Copy each line of the records that includes "Potato".

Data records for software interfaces
____________

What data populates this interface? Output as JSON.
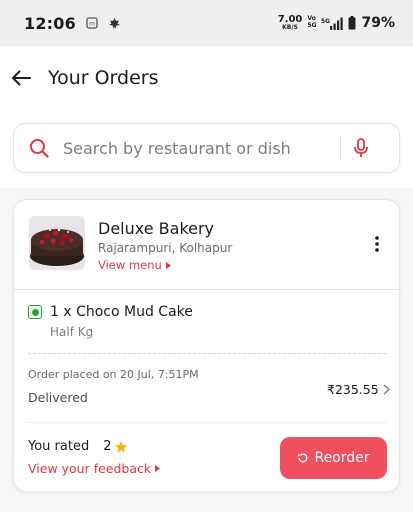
{
  "status_bar": {
    "time": "12:06",
    "net_speed": "7.00",
    "net_unit": "KB/S",
    "volte_top": "Vo",
    "volte_bottom": "5G",
    "battery": "79%"
  },
  "header": {
    "title": "Your Orders"
  },
  "search": {
    "placeholder": "Search by restaurant or dish"
  },
  "order": {
    "restaurant_name": "Deluxe Bakery",
    "restaurant_location": "Rajarampuri, Kolhapur",
    "view_menu_label": "View menu",
    "item": {
      "quantity_name": "1 x Choco Mud Cake",
      "variant": "Half Kg"
    },
    "placed_on": "Order placed on 20 Jul, 7:51PM",
    "status": "Delivered",
    "total": "₹235.55",
    "you_rated_label": "You rated",
    "rating": "2",
    "view_feedback_label": "View your feedback",
    "reorder_label": "Reorder"
  },
  "colors": {
    "accent": "#e23744",
    "reorder_button": "#ef4f5f",
    "veg": "#27a137",
    "star": "#f3b60f"
  }
}
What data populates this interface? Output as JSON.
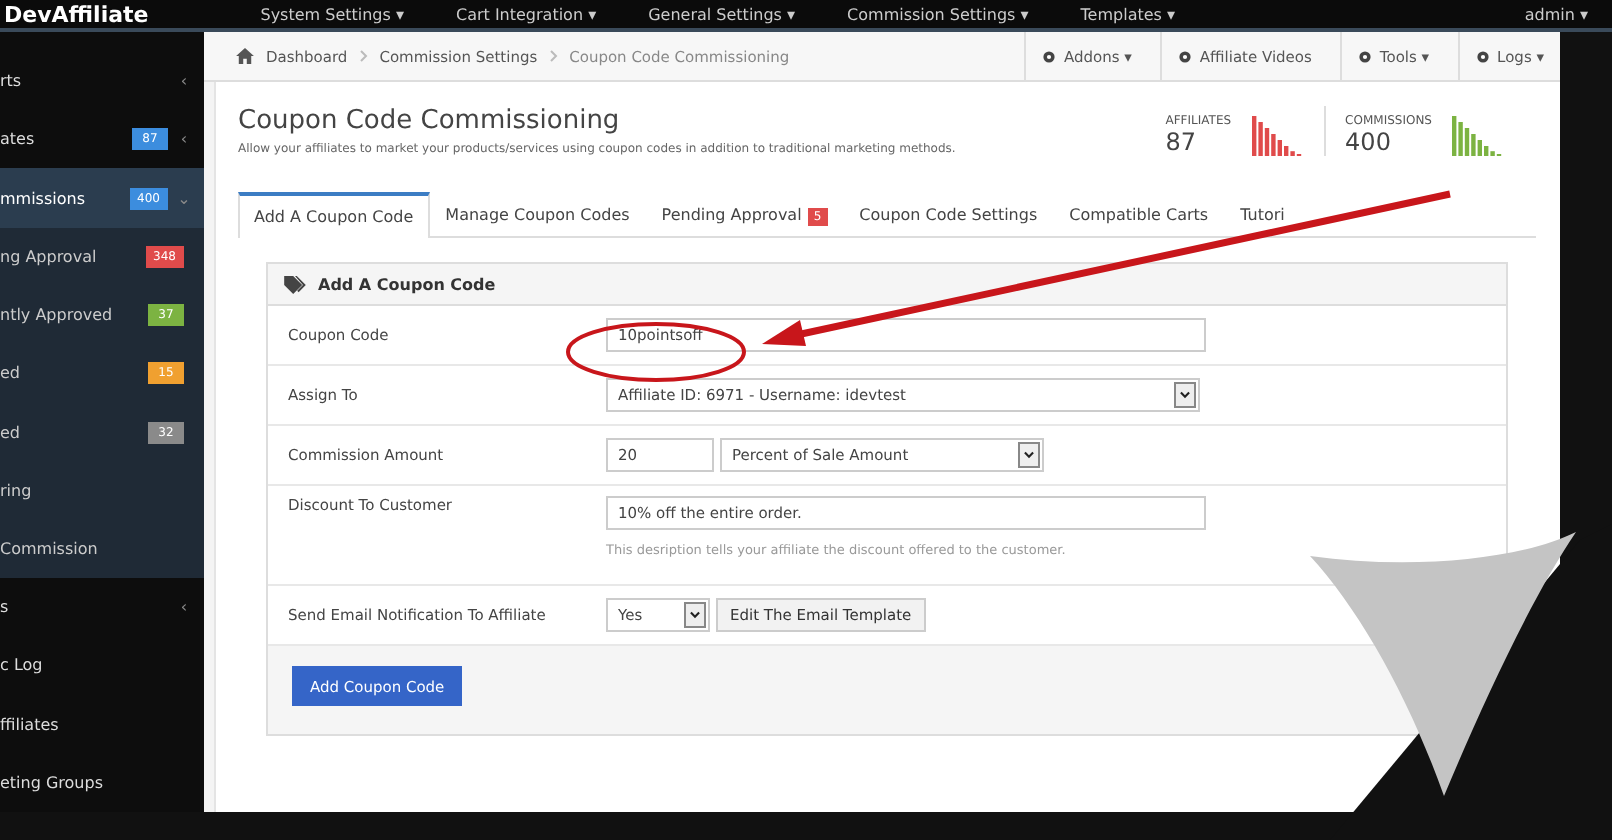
{
  "top_nav": {
    "logo": "DevAffiliate",
    "menus": [
      "System Settings ▾",
      "Cart Integration ▾",
      "General Settings ▾",
      "Commission Settings ▾",
      "Templates ▾"
    ],
    "user": "admin ▾"
  },
  "sidebar": {
    "items": [
      {
        "label": "rts",
        "caret": "‹",
        "selected": false,
        "kind": "top"
      },
      {
        "label": "ates",
        "badge": "87",
        "color": "#3c8dde",
        "caret": "‹",
        "selected": false,
        "kind": "top"
      },
      {
        "label": "mmissions",
        "badge": "400",
        "color": "#3c8dde",
        "caret": "⌄",
        "selected": true,
        "kind": "top"
      },
      {
        "label": "ng Approval",
        "badge": "348",
        "color": "#e04b4b",
        "selected": false,
        "kind": "sub"
      },
      {
        "label": "ntly Approved",
        "badge": "37",
        "color": "#7cb342",
        "selected": false,
        "kind": "sub"
      },
      {
        "label": "ed",
        "badge": "15",
        "color": "#f0a030",
        "selected": false,
        "kind": "sub"
      },
      {
        "label": "ed",
        "badge": "32",
        "color": "#8a8a8a",
        "selected": false,
        "kind": "sub"
      },
      {
        "label": "ring",
        "selected": false,
        "kind": "sub"
      },
      {
        "label": "Commission",
        "selected": false,
        "kind": "sub"
      },
      {
        "label": "s",
        "caret": "‹",
        "selected": false,
        "kind": "top"
      },
      {
        "label": "c Log",
        "selected": false,
        "kind": "top"
      },
      {
        "label": "ffiliates",
        "selected": false,
        "kind": "top"
      },
      {
        "label": "eting Groups",
        "selected": false,
        "kind": "top"
      }
    ]
  },
  "breadcrumb": [
    "Dashboard",
    "Commission Settings",
    "Coupon Code Commissioning"
  ],
  "toolbar": [
    "Addons ▾",
    "Affiliate Videos",
    "Tools ▾",
    "Logs ▾"
  ],
  "page": {
    "title": "Coupon Code Commissioning",
    "subtitle": "Allow your affiliates to market your products/services using coupon codes in addition to traditional marketing methods."
  },
  "stats": [
    {
      "label": "AFFILIATES",
      "value": "87",
      "color": "#e04b4b"
    },
    {
      "label": "COMMISSIONS",
      "value": "400",
      "color": "#7cb342"
    }
  ],
  "tabs": [
    {
      "label": "Add A Coupon Code",
      "selected": true
    },
    {
      "label": "Manage Coupon Codes",
      "selected": false
    },
    {
      "label": "Pending Approval",
      "selected": false,
      "badge": "5"
    },
    {
      "label": "Coupon Code Settings",
      "selected": false
    },
    {
      "label": "Compatible Carts",
      "selected": false
    },
    {
      "label": "Tutori",
      "selected": false
    }
  ],
  "form": {
    "title": "Add A Coupon Code",
    "coupon_code": {
      "label": "Coupon Code",
      "value": "10pointsoff"
    },
    "assign_to": {
      "label": "Assign To",
      "value": "Affiliate ID: 6971 - Username: idevtest"
    },
    "commission_amount": {
      "label": "Commission Amount",
      "value": "20",
      "type": "Percent of Sale Amount"
    },
    "discount": {
      "label": "Discount To Customer",
      "value": "10% off the entire order.",
      "help": "This desription tells your affiliate the discount offered to the customer."
    },
    "email": {
      "label": "Send Email Notification To Affiliate",
      "value": "Yes",
      "template_button": "Edit The Email Template"
    },
    "submit": "Add Coupon Code"
  }
}
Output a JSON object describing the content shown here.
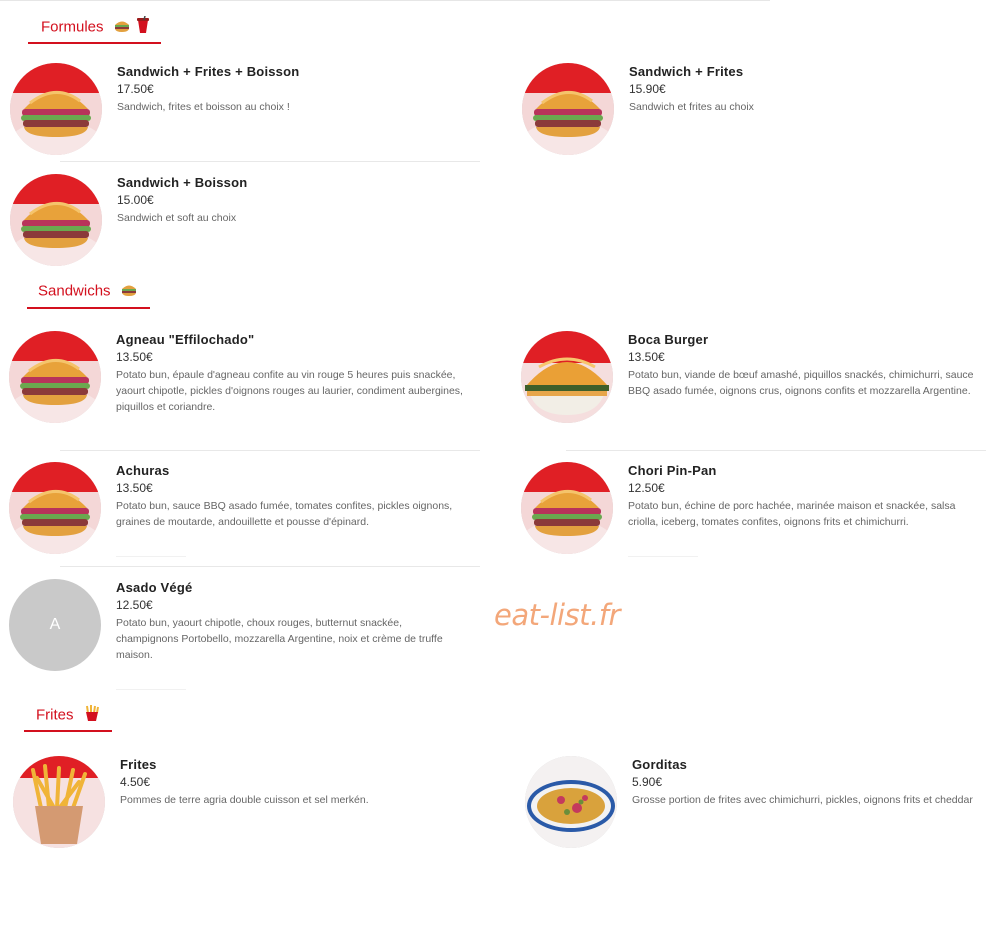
{
  "sections": {
    "formules": {
      "title": "Formules",
      "icons": [
        "burger-emoji",
        "cup-emoji"
      ]
    },
    "sandwichs": {
      "title": "Sandwichs",
      "icons": [
        "burger-emoji"
      ]
    },
    "frites": {
      "title": "Frites",
      "icons": [
        "fries-emoji"
      ]
    }
  },
  "items": {
    "sfb": {
      "name": "Sandwich + Frites + Boisson",
      "price": "17.50€",
      "desc": "Sandwich, frites et boisson au choix !"
    },
    "sf": {
      "name": "Sandwich + Frites",
      "price": "15.90€",
      "desc": "Sandwich et frites au choix"
    },
    "sb": {
      "name": "Sandwich + Boisson",
      "price": "15.00€",
      "desc": "Sandwich et soft au choix"
    },
    "agneau": {
      "name": "Agneau \"Effilochado\"",
      "price": "13.50€",
      "desc": "Potato bun, épaule d'agneau confite au vin rouge 5 heures puis snackée, yaourt chipotle, pickles d'oignons rouges au laurier, condiment aubergines, piquillos et coriandre."
    },
    "boca": {
      "name": "Boca Burger",
      "price": "13.50€",
      "desc": "Potato bun, viande de bœuf amashé, piquillos snackés, chimichurri, sauce BBQ asado fumée, oignons crus, oignons confits et mozzarella Argentine."
    },
    "achuras": {
      "name": "Achuras",
      "price": "13.50€",
      "desc": "Potato bun, sauce BBQ asado fumée, tomates confites, pickles oignons, graines de moutarde, andouillette et pousse d'épinard."
    },
    "chori": {
      "name": "Chori Pin-Pan",
      "price": "12.50€",
      "desc": "Potato bun, échine de porc hachée, marinée maison et snackée, salsa criolla, iceberg, tomates confites, oignons frits et chimichurri."
    },
    "asado": {
      "name": "Asado Végé",
      "price": "12.50€",
      "desc": "Potato bun, yaourt chipotle, choux rouges, butternut snackée, champignons Portobello, mozzarella Argentine, noix et crème de truffe maison.",
      "avatar_letter": "A"
    },
    "frites": {
      "name": "Frites",
      "price": "4.50€",
      "desc": "Pommes de terre agria double cuisson et sel merkén."
    },
    "gorditas": {
      "name": "Gorditas",
      "price": "5.90€",
      "desc": "Grosse portion de frites avec chimichurri, pickles, oignons frits et cheddar"
    }
  },
  "watermark": "eat-list.fr",
  "colors": {
    "accent": "#d3101e",
    "watermark": "#f3a77a",
    "placeholder": "#c9c9c9"
  }
}
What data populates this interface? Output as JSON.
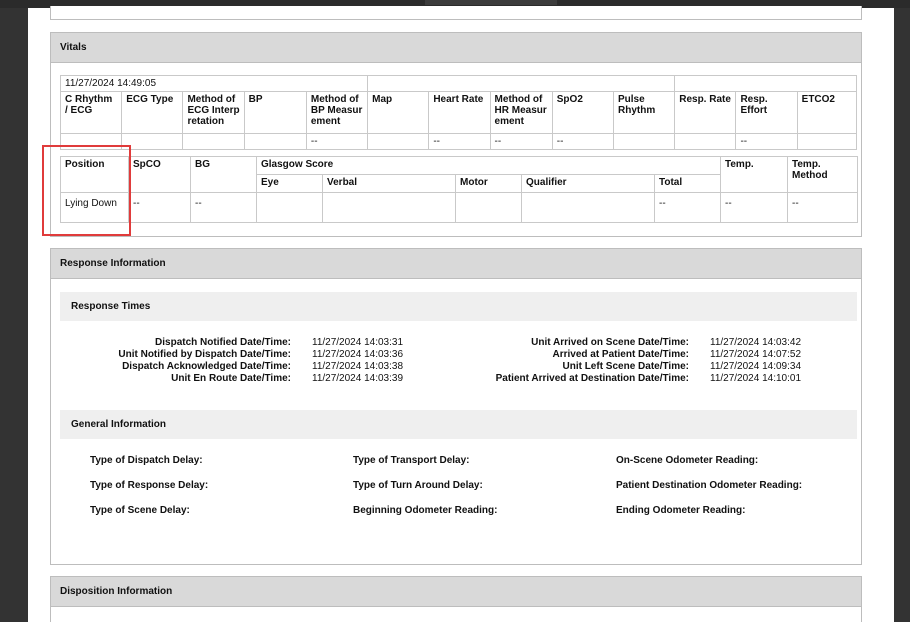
{
  "vitals": {
    "title": "Vitals",
    "timestamp": "11/27/2024 14:49:05",
    "row1_headers": [
      "C Rhythm / ECG",
      "ECG Type",
      "Method of ECG Interp retation",
      "BP",
      "Method of BP Measur ement",
      "Map",
      "Heart Rate",
      "Method of HR Measur ement",
      "SpO2",
      "Pulse Rhythm",
      "Resp. Rate",
      "Resp. Effort",
      "ETCO2"
    ],
    "row1_values": [
      "",
      "",
      "",
      "",
      "--",
      "",
      "--",
      "--",
      "--",
      "",
      "",
      "--",
      ""
    ],
    "row2": {
      "position_header": "Position",
      "spco_header": "SpCO",
      "bg_header": "BG",
      "glasgow_header": "Glasgow Score",
      "eye_header": "Eye",
      "verbal_header": "Verbal",
      "motor_header": "Motor",
      "qualifier_header": "Qualifier",
      "total_header": "Total",
      "temp_header": "Temp.",
      "temp_method_header": "Temp. Method",
      "position_value": "Lying Down",
      "spco_value": "--",
      "bg_value": "--",
      "eye_value": "",
      "verbal_value": "",
      "motor_value": "",
      "qualifier_value": "",
      "total_value": "--",
      "temp_value": "--",
      "temp_method_value": "--"
    }
  },
  "response": {
    "title": "Response Information",
    "times_title": "Response Times",
    "left_labels": [
      "Dispatch Notified Date/Time:",
      "Unit Notified by Dispatch Date/Time:",
      "Dispatch Acknowledged Date/Time:",
      "Unit En Route Date/Time:"
    ],
    "left_values": [
      "11/27/2024 14:03:31",
      "11/27/2024 14:03:36",
      "11/27/2024 14:03:38",
      "11/27/2024 14:03:39"
    ],
    "right_labels": [
      "Unit Arrived on Scene Date/Time:",
      "Arrived at Patient Date/Time:",
      "Unit Left Scene Date/Time:",
      "Patient Arrived at Destination Date/Time:"
    ],
    "right_values": [
      "11/27/2024 14:03:42",
      "11/27/2024 14:07:52",
      "11/27/2024 14:09:34",
      "11/27/2024 14:10:01"
    ],
    "general_title": "General Information",
    "general_col1": [
      "Type of Dispatch Delay:",
      "Type of Response Delay:",
      "Type of Scene Delay:"
    ],
    "general_col2": [
      "Type of Transport Delay:",
      "Type of Turn Around Delay:",
      "Beginning Odometer Reading:"
    ],
    "general_col3": [
      "On-Scene Odometer Reading:",
      "Patient Destination Odometer Reading:",
      "Ending Odometer Reading:"
    ]
  },
  "disposition": {
    "title": "Disposition Information"
  }
}
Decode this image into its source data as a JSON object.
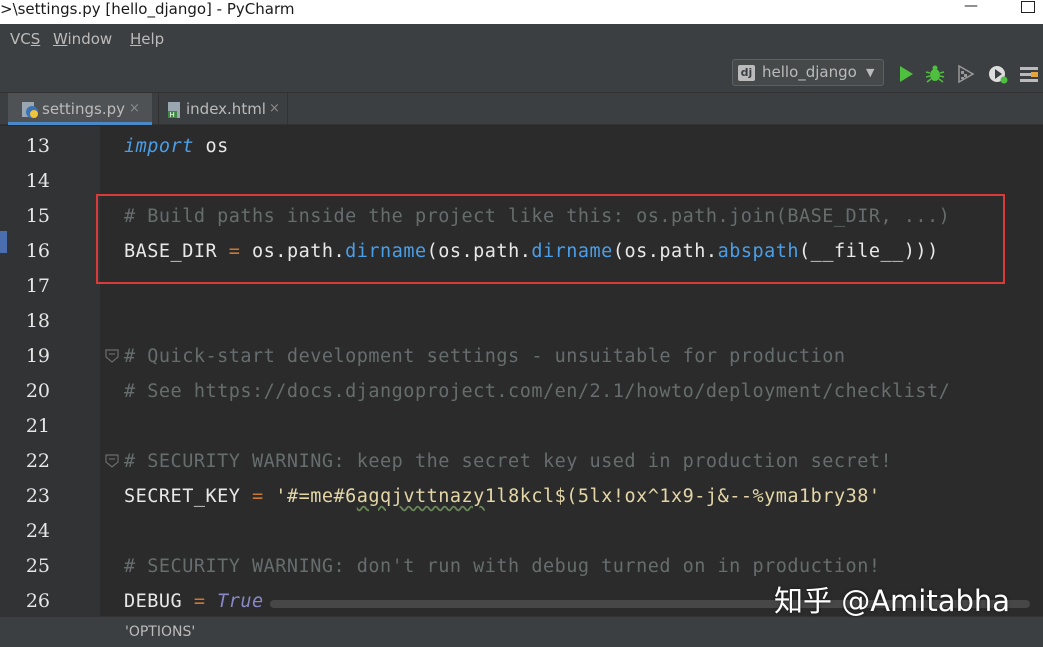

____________

▶ **SOLVED EXERCISE**:
      "desc": "Potato bun, épaule d'agneau confite au vin rouge 5 heures puis snackée, yaourt chipotle, pickles d'oignons rouges au laurier, condiment aubergines, piquillos et coriandre."
      "desc": "Potato bun, viande de bœuf amashé, piquillos snackés, chimichurri, sauce BBQ asado fumée, oignons crus, oignons confits et mozzarella Argentine."
      "desc": "Potato bun, sauce BBQ asado fumée, tomates confites, pickles oignons, graines de moutarde, andouillette et pousse d'épinard."
      "desc": "Potato bun, échine de porc hachée, marinée maison et snackée, salsa criolla, iceberg, tomates confites, oignons frits et chimichurri."
      "desc": "Potato bun, yaourt chipotle, choux rouges, butternut snackée, champignons Portobello, mozzarella Argentine, noix et crème de truffe maison.",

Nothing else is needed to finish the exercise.